The dancing violinist broke new ground with her one-of-a-kind VR performance.
Last month acclaimed electronic violinist, dancer, and singer-songwriter Lindsey Stirling performed a one-of-a-kind VR performance for a live crowd of 400,000 viewers scattered all across the globe.
Hosted by online music platform Wave, Stirlings 1 ½ hour performance featured a stunning combination of live music and choreographed dancing as the singer-songwriter performed a variety of tracks from her fifth and latest album, Artemis. Stepping into the role of Artemis, goddess of the moon and the main protagonist of the album, Stirling used an XSens 3D motion capture suit and Manus VR Gloves to capture all of her movements and dance routines and translate them into VR in real-time, delivering a jaw-dropping sense of presence while in VR.
“Yeah that’s me, that’s how I move!” Stirling said about the performance in an official recap video. “That is me performing and I got to experience it with people around the world. To feel their energy even from a virtual screen was very cool.”
“It was just really fun to bring this world to life with ideas and things that could never happen in a practical real show.”
Using the power of the Wave platform, Stirling’s incredible performance was accompanied by an equally-compelling visual backdrop, one that ebbed and flowed in-tandem with Stirlings music and movements. Throughout the show the VR world would change drastically, dropping Stirling and her fans in futuristic cyberpunk cities, serene cave systems, and a slew of other abstract locations, each of which responding to Stirling’s every action.

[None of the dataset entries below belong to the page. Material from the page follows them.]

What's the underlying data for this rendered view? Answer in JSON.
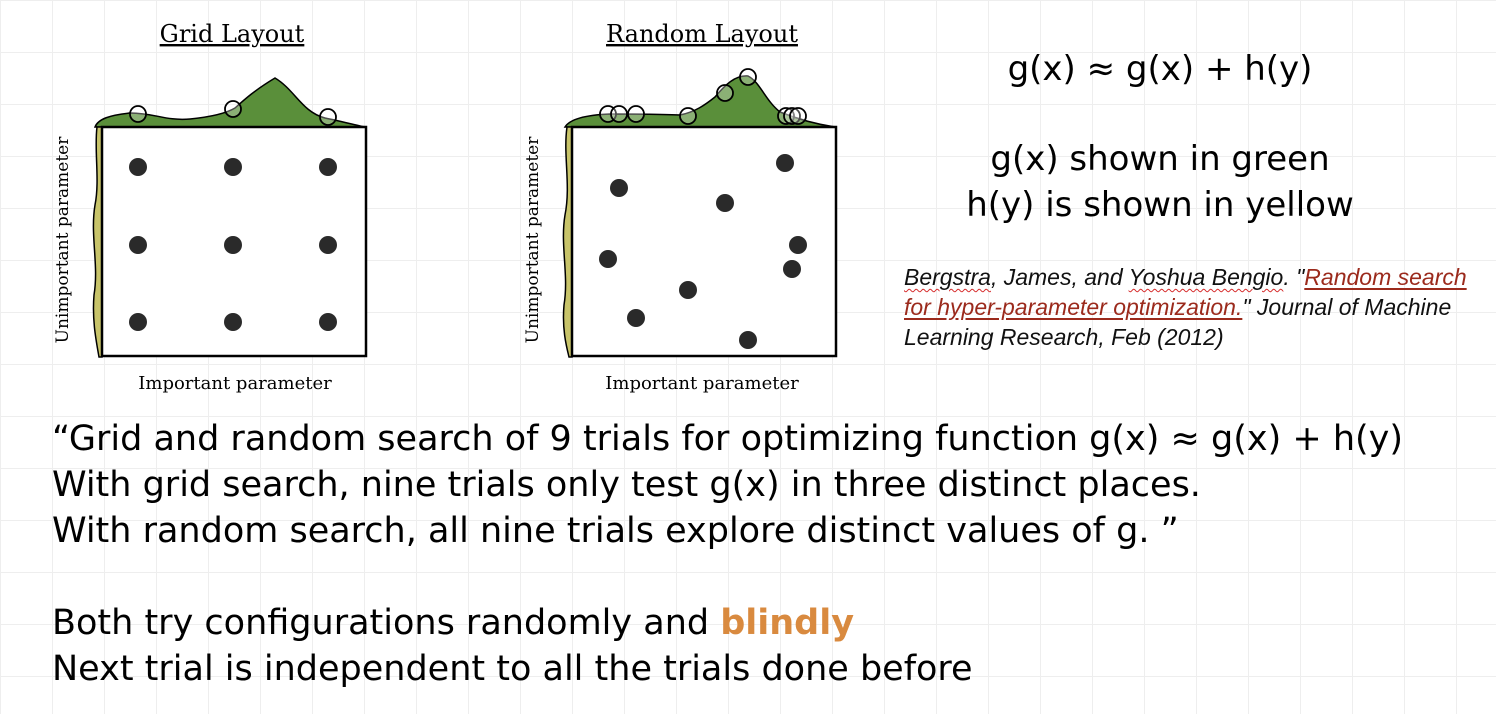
{
  "figures": {
    "grid": {
      "title": "Grid Layout",
      "xlabel": "Important parameter",
      "ylabel": "Unimportant parameter"
    },
    "random": {
      "title": "Random Layout",
      "xlabel": "Important parameter",
      "ylabel": "Unimportant parameter"
    }
  },
  "formula": {
    "main": "g(x) ≈ g(x) + h(y)",
    "note_green": "g(x) shown in green",
    "note_yellow": "h(y) is shown in yellow"
  },
  "citation": {
    "author1": "Bergstra",
    "rest1": ", James, and ",
    "author2": "Yoshua Bengio",
    "rest2": ". \"",
    "link": "Random search for hyper-parameter optimization.",
    "rest3": "\" Journal of Machine Learning Research, Feb (2012)"
  },
  "quote": {
    "line1": "“Grid and random search of 9 trials for optimizing function g(x) ≈ g(x) + h(y)",
    "line2": "With grid search, nine trials only test g(x) in three distinct places.",
    "line3": "With random search, all nine trials explore distinct values of g. ”"
  },
  "bottom": {
    "line1_prefix": "Both try configurations randomly and ",
    "line1_highlight": "blindly",
    "line2": "Next trial is independent to all the trials done before"
  },
  "colors": {
    "green_fill": "#5a8f3a",
    "yellow_fill": "#c8c46a",
    "highlight": "#d98a3f",
    "citation_link": "#9b2a1c"
  }
}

As previously stated, fans could watch the performance in a variety of formats. Those watching live from Facebook, Twitch, and YouTube enjoyed a standard 2D experience featuring several different camera angles, or in VR using a SteamVR or Oculus-compatible headset. Those who were in headsets appeared as in-game avatars lining the “stage” in front of Stirling or as tiny stars floating just above the action. Fans could even ask questions during the performance by typing out messages that would then appear above their avatars.
While the Wave platform has featured performances from major musical acts in the past, Stirling’s has been the most physical by far. Whereas previous artists remained stationary behind DJ booths, Stirling’s show featured live instrumentals as well as a heavy amount of live dancing. As Wave continues to expand its platform, it’ll be interesting to see what other types of musical acts eventually make their way to VR.
Feature Image Credit: Wave, Lindsey Stirling